Some conservationists say other contributors to the decline in poaching could be the fact that there are fewer rhinos left in the wild to poach. Yet, another argument suggests that before a legal ban on trade in rhino horn was instilled, the small stock of illegal horn leaked into the illicit market helped to keep customers satiated and reduce the amount of rhinos being poached to fulfil demands.
But no matter which way you choose to interpret the latest stats, the rhino species is still under extreme threat of becoming extinct. Law enforcement alone cannot address the complex economic and social drivers behind the threat to rhinos. Issues like, corruption and organised crime syndicates need to be addressed. But so too do people, their attitudes and safety.
For humans and animals to coexist there needs to be respect for both. When people’s needs are met there is less inclination to poach and pursue illegal activities. Creating an environment where people and communities can reap the rewards of safeguarding wild animals is critical to a long-term solution to preventing poaching and illegal trade in rhino horn.
HOW CAN WE STOP RHINO POACHING?
Protecting rhinos from being poached is a massive undertaking that needs the cooperation of everybody involved. At Rockwood we focus our attention on reducing poaching incidents, while nurturing our population of Southern white rhino as well as our greater community.
To do this we take care of the whole environment that supports our rhino. We’re also involved in community upliftment projects, job creation, skills acquisition and education. In the field, we focus on intense and ongoing research to ensure our biological management is at its best. With DNA sampling and genetic studies, we strive to help create a healthy rhino population capable of supporting the longevity of the species for future generations.
South Africa’s recently released rhino poaching statistics confirm a drop in the country’s rhino poaching numbers. The numbers reveal a 26% decline from 769 rhinos poached in 2018, to 564 poached in 2019. As the fifth consecutive year to reflect a downward trend in poached rhinos, this is very good news for rhino conservation.

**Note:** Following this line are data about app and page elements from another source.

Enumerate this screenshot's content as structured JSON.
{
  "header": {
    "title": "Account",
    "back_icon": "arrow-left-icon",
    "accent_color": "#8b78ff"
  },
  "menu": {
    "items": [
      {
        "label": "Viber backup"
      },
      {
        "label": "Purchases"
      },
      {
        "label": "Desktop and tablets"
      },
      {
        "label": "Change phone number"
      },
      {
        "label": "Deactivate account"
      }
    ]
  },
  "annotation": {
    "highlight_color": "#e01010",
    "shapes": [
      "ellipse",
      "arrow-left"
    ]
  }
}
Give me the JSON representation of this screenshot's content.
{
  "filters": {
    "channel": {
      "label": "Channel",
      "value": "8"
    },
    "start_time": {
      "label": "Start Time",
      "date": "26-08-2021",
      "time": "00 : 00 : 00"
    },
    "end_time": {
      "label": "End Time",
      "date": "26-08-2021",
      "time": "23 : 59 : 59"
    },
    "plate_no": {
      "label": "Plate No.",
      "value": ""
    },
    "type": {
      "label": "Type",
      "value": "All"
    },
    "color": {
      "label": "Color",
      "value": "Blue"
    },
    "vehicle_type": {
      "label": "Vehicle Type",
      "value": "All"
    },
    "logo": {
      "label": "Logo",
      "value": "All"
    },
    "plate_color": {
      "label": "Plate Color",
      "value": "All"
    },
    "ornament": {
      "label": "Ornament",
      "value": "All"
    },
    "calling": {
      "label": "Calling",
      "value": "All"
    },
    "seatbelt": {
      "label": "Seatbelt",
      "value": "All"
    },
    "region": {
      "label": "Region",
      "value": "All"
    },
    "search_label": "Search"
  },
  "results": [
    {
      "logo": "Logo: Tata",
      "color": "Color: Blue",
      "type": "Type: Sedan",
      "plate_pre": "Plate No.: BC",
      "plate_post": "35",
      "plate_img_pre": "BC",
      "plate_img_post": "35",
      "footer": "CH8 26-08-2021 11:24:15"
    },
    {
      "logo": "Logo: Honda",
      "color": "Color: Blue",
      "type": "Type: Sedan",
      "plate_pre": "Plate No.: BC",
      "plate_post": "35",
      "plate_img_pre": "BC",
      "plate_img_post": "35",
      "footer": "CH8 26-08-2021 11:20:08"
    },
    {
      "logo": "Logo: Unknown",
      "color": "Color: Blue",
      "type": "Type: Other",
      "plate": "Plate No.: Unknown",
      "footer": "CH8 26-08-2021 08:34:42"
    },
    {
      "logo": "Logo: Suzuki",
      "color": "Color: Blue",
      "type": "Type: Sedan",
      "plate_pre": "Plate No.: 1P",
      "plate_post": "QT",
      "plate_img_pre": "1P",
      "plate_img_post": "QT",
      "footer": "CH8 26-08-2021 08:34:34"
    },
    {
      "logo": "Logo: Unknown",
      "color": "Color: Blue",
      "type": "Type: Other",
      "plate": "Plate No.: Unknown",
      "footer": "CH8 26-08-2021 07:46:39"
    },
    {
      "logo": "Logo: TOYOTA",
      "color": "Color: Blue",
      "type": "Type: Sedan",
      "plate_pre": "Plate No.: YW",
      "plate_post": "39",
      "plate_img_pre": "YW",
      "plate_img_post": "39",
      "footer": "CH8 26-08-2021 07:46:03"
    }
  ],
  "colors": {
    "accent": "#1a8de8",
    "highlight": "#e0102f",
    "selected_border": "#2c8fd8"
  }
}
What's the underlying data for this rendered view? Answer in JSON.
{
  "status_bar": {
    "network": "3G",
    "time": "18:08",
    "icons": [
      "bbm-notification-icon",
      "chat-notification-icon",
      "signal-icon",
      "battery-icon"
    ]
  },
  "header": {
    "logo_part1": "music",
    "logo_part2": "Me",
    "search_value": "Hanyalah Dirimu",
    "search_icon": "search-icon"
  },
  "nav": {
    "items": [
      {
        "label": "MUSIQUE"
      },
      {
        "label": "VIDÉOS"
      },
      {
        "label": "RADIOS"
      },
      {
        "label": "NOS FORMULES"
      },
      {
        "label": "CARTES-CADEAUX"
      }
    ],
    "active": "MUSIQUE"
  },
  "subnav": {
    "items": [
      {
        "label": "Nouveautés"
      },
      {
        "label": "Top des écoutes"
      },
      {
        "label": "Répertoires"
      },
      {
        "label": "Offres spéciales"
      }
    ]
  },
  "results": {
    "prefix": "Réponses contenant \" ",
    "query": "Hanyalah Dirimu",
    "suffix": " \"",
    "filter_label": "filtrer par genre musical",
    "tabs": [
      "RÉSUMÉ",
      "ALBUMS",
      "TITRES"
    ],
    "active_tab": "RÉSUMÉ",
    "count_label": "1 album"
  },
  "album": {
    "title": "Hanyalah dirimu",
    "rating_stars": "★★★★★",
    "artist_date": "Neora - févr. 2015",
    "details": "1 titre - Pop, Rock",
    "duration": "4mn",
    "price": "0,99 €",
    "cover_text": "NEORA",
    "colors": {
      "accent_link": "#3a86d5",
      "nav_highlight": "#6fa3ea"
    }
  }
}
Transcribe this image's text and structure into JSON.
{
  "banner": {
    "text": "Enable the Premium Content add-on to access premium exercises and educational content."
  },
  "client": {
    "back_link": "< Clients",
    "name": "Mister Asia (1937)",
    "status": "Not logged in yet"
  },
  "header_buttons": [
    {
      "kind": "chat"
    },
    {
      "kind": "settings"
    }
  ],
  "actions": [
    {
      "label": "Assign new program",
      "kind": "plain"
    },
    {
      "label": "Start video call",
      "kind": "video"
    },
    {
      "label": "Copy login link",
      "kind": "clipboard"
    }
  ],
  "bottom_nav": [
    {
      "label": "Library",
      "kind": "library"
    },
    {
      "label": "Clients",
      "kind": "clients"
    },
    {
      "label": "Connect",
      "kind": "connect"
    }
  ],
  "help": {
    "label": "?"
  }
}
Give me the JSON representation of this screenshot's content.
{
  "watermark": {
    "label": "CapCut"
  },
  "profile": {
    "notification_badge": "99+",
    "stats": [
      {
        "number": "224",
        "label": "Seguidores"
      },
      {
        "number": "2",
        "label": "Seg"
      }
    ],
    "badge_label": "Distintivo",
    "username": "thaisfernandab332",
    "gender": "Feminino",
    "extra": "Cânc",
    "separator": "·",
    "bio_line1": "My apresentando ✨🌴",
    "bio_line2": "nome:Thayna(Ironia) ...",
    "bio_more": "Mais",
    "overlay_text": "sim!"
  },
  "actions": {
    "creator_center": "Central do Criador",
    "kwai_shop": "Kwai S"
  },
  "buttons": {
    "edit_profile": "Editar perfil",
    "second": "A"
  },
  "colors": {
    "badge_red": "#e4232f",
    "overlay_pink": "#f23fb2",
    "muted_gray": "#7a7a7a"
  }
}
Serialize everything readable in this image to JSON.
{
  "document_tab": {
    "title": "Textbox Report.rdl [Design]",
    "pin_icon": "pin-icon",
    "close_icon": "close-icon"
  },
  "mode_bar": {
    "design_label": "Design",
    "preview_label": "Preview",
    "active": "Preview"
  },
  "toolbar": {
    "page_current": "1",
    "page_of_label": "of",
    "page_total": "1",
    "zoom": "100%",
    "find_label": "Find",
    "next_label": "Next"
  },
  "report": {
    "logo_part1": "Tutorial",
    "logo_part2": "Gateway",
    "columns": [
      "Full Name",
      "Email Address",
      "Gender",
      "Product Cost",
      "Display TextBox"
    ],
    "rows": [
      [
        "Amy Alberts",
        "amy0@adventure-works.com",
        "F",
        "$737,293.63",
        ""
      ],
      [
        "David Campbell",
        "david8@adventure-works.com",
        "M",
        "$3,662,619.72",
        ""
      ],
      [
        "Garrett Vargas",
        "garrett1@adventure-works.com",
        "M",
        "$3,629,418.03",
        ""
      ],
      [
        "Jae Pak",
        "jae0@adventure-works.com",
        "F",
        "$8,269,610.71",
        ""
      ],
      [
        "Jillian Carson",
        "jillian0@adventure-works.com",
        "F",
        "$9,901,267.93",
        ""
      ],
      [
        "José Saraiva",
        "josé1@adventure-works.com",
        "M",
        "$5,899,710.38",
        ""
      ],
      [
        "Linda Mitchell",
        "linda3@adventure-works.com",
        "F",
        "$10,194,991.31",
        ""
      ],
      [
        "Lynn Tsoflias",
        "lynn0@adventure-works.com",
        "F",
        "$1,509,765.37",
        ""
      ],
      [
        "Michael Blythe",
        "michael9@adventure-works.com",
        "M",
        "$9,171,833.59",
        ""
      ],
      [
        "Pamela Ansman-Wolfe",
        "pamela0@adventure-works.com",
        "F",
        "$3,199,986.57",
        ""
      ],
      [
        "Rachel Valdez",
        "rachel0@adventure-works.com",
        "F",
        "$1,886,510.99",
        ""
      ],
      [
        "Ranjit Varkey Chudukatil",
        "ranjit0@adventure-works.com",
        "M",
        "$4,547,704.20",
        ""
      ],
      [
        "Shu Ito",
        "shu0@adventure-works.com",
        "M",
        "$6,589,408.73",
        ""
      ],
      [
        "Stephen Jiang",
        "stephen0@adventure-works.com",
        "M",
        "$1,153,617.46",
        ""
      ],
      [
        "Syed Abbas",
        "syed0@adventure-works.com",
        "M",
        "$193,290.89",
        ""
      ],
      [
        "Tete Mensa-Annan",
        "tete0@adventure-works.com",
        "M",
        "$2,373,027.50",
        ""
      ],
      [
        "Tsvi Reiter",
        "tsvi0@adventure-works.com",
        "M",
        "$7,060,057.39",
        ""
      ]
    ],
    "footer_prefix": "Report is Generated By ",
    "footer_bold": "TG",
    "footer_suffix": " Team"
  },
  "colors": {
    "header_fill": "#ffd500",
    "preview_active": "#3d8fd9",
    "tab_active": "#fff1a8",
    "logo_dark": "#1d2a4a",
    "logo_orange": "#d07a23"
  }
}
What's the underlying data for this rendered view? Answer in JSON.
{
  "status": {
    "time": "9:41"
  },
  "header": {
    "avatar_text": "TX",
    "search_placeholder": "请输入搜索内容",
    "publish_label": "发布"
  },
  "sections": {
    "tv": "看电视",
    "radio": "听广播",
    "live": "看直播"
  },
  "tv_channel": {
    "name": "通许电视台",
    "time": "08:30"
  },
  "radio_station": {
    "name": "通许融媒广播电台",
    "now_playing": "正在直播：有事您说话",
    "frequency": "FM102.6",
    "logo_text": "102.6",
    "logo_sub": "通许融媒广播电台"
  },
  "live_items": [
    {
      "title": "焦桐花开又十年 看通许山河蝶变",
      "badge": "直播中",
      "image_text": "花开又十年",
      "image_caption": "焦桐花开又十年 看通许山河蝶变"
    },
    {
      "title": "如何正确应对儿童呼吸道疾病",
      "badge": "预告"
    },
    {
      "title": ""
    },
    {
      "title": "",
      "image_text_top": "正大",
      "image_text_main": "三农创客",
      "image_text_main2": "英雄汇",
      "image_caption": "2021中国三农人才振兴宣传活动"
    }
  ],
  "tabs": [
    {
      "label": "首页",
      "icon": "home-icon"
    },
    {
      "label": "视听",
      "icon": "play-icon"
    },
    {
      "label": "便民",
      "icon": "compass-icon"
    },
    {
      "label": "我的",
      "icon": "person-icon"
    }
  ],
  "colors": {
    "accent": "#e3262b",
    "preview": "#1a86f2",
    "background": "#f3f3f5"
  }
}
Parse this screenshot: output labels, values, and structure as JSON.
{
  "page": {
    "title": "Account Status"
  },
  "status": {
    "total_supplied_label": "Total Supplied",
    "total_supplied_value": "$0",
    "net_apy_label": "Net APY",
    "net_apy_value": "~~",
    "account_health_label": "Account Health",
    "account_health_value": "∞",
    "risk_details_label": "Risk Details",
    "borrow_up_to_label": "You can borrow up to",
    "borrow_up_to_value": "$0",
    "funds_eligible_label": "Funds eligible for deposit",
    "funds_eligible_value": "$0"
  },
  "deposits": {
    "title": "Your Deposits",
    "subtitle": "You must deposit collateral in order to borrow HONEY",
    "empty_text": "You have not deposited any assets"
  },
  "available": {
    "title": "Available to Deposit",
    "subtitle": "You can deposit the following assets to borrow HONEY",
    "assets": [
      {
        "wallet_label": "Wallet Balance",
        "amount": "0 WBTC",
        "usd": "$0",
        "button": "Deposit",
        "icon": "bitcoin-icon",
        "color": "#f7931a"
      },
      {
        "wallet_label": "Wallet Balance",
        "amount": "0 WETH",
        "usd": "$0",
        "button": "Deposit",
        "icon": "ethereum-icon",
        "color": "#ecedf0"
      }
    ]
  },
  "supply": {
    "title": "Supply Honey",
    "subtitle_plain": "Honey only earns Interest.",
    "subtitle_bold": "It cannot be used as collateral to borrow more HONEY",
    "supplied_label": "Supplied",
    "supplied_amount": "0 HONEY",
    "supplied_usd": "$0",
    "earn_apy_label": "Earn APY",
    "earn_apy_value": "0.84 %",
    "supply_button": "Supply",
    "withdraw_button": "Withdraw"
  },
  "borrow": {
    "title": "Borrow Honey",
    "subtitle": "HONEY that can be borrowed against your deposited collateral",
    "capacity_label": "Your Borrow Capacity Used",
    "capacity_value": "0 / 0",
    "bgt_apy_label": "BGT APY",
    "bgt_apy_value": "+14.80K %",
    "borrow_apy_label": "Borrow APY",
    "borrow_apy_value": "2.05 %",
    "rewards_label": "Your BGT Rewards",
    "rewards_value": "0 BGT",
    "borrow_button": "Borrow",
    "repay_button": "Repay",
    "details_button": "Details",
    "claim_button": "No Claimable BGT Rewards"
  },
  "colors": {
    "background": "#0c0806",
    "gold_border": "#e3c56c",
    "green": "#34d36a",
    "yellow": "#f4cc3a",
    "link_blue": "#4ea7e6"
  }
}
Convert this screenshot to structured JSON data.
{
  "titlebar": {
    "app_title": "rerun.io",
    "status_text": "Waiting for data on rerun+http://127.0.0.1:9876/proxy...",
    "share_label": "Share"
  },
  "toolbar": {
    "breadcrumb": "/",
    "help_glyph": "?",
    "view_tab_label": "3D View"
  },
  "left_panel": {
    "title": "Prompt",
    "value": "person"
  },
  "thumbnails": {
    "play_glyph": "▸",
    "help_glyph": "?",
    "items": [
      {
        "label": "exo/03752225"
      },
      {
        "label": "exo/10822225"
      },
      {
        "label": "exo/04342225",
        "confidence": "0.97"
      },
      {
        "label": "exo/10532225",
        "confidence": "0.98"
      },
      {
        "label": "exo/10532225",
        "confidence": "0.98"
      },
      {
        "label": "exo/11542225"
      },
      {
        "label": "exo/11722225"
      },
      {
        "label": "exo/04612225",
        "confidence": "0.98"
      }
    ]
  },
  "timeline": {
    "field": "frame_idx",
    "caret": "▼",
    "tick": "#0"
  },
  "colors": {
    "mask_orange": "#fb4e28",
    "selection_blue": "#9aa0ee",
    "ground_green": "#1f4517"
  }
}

In a significant breakthrough for rhino conservation, scientists have successfully created three northern white rhino embryos. With the last remaining male northern white rhino dying in 2018 and only two critically endangered females left in the world, this is a massive step for the subspecies’ survival. Can the white rhino be saved?
Using your gap year to volunteer for a cause in need is a sure way to find out who you really are. As Mahatma Gandhi said: “The best way to find yourself is to lose yourself in the service of others.” So, where do you want to lose yourself? With 1 million species now critically endangered, our wildlife needs all the help it can get.
With over-population and climate change threatening almost all forms of life on Earth today, the list for needy causes is endless. Wildlife volunteering helps out conservations more than the eye can see. But how do you choose which one of the many conservation efforts in South Africa needs your time the most?
Nature is declining globally at previously unimagined rates. One million species are careering toward extinction. How can you help end one of Africa’s most urgent wildlife crises? It doesn’t mean you have to donate financially. One of the best ways to contribute to real change in the world is to volunteer your time.
The three rhino subspecies in Asia, two of which, the Javan and Sumatran rhino, are listed as critically endangered. Estimates put their numbers at fewer than a hundred. The world’s last male northern white rhino died on 20 March 2018. His female and daughter are still alive, but no further breeding is now possible.